Thoughts on Mindfulness and Movement
And a short personal story
The way you move and feel is affected by your thoughts and emotions, and everything else going on in your head. So it might be a good idea to occasionally observe your mental state, especially during movements or postures that are important to you.
For example, if you are interested in the quality of your running stride, or your comfort while sitting at work, or the tension in your shoulders during a formal social function, you should ask yourself: what is going on in my mind right now in relation to these events?
If you make careful observations, you might discover many different things happening all at once. Your brain is in some ways like a large room of people talking at the same time. If you listen, you might collect some interesting data.
For example, imagine you just injured your back and then attempt to apply some of the mindfulness skills you just learned in a meditation class. You hear many different “voices”: feelings of bodily pain (“ouch!”); thoughts about what caused the injury (“it’s a muscle strain that will heal in two weeks”); emotions of fear and anxiety (“this injury will never heal”); memories of similar events (“the last time this happened I was miserable”); and weird associations (“I need to remember to watch Get Back on Hulu.”)
Some of the voices are like well-educated adults and others more like scared children. Some are in direct conversation and others are off on their own tangents. Some are in the foreground screaming, others barely audible in the background. And the whole thing is changing every second, and very much affected by … how you observe it.

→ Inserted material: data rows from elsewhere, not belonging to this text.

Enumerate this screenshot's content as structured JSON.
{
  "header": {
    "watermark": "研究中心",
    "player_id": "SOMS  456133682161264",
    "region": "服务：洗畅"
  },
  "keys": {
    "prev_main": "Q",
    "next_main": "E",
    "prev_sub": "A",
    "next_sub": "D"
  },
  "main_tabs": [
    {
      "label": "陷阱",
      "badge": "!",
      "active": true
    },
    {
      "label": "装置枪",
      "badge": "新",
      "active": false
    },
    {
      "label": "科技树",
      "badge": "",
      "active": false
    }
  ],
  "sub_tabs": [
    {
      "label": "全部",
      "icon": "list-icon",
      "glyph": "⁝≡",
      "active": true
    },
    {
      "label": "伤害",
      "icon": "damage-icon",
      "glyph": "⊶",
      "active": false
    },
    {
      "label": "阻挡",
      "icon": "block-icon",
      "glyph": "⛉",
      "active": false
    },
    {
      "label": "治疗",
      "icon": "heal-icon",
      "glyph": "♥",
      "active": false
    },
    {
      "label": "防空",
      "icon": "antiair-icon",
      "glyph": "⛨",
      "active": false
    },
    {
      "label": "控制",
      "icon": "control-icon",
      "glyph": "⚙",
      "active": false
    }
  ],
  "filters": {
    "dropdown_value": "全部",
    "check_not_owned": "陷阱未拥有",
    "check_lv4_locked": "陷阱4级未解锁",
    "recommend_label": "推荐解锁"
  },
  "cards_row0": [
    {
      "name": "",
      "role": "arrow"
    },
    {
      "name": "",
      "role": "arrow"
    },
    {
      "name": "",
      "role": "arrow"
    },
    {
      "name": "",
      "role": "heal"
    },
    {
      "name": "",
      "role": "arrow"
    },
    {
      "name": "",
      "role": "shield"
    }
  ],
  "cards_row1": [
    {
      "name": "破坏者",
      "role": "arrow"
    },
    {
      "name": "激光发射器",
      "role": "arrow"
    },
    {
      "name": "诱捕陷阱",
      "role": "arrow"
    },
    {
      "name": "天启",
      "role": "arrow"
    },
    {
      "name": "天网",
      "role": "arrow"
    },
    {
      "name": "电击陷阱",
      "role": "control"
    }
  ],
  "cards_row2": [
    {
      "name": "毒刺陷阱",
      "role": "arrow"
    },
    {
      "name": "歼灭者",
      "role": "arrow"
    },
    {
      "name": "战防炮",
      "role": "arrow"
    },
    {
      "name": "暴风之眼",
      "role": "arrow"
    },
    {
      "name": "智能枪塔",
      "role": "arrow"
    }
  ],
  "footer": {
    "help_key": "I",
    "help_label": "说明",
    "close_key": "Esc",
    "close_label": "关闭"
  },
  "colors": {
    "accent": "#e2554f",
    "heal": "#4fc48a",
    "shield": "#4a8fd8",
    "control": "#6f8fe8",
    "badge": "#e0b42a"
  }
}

Mindfulness might be beneficial if the negative voices become quieter, or maybe the conversations become more clear and unified. Or maybe things just get confusing. Maybe as you witness all of this going on, you step back further and witness yourself witnessing, to see whether you are doing this mindfulness thing correctly. Maybe you decide that you aren’t, and this makes you a bad person.

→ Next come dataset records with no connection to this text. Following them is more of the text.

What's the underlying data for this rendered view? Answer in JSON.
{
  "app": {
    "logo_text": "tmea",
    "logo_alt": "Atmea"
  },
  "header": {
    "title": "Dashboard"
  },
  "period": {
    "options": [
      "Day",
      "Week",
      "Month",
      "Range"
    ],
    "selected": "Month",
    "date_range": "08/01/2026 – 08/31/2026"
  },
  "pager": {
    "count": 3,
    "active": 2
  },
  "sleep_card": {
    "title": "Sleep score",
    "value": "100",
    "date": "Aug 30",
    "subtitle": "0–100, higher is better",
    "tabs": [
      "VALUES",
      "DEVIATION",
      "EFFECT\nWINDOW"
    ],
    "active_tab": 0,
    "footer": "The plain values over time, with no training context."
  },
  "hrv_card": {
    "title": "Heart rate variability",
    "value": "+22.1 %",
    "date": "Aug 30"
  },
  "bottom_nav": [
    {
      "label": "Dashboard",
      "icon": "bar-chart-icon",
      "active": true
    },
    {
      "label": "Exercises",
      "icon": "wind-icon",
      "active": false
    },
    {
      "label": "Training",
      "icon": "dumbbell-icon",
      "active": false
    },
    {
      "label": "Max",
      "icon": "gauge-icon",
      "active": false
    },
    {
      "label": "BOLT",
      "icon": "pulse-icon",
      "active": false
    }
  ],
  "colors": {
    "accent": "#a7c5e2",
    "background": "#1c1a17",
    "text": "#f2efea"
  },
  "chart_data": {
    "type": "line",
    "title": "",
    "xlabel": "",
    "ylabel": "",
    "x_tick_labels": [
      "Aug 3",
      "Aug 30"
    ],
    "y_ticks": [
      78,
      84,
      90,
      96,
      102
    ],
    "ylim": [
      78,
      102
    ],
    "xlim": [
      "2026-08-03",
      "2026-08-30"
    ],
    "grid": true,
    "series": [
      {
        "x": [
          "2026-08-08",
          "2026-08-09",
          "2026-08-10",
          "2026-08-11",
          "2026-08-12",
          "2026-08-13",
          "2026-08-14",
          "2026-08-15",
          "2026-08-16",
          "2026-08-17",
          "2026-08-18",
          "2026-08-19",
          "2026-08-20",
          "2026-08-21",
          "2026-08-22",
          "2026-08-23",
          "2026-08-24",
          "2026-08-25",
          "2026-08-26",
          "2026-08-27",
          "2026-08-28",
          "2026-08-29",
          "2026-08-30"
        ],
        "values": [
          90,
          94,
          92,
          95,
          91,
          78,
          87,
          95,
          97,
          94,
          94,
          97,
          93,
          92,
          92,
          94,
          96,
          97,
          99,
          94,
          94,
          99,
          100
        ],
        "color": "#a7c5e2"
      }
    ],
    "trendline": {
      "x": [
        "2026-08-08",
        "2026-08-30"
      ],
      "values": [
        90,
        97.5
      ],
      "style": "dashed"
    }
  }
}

Introspection is a complex and somewhat weird experience, with potential benefits and costs. You can better at it over time, especially if its used as part of a structured practice with a good teacher in meditation, yoga, martial arts, tai chi, or the Feldenkrais Method.
Following is a short story about one of my own experiences trying to be mindful during Feldenkrais lessons. These lessons typically involve body scanning, where you simply lie on the floor, and try to form a clear mental image of different body parts.
For example, you might try to feel the contact of the right shoulder with the floor, the position of the shoulder joint, or the flatness of the scapula against the floor. And you make similar observations about the left shoulder and see whether there are any differences. The point is not to make any judgments about these conditions, but simply to observe them.
When I do this, it’s easy for me to discern differences from side to side. For example, my right shoulder is lower than the left, and also tilted further from the floor. A subtler observation (one that I discovered only after some practice) was that I had an interesting reaction to the perception of asymmetry: I would often correct the asymmetry by fidgeting on the floor. For example, I might move the right shoulder to be more like the left.
Now why would I do that?
I paid close attention to the “conversations” going on in my head, and discerned a very faint “voice” saying that asymmetry is bad and should be corrected. This voice doesn't reflect “my” opinion about my body, and in fact “I” know that the voice is wrong. How could it possibly matter if one shoulder is minimally higher than the other when I'm lying on the floor? Even though this idea makes no sense, there is obviously some part of my mind that thinks it does make sense. And even though this part of me speaks in a voice that is barely audible, it has the power to get control of my musculature, and cause me to adjust myself on the floor. That’s interesting.
How did that “voice” get there, and where did it get its ideas? I think it came into being many years ago when I was first began hearing that bad posture can cause pain, and that asymmetry is a sign of bad posture. At one time I consciously believed this, but after looking at the relevant research I completely changed my mind. Or at least I changed my conscious mind. Some other part of my mind remained persuaded, and it continued to take control of my posture, without my permission.
Since I became aware of this voice, it's easier to detect its effects, and to limit its control. This helps me feel relaxed, comfortable and authentic in my body. I don't mean to suggest that this is a profound or important change, it's just a little thing. But there are many other little things like this going on in my head, and over time the benefits of discovering them add up.
If you have any similar stories you would like to share, let me know in the comments.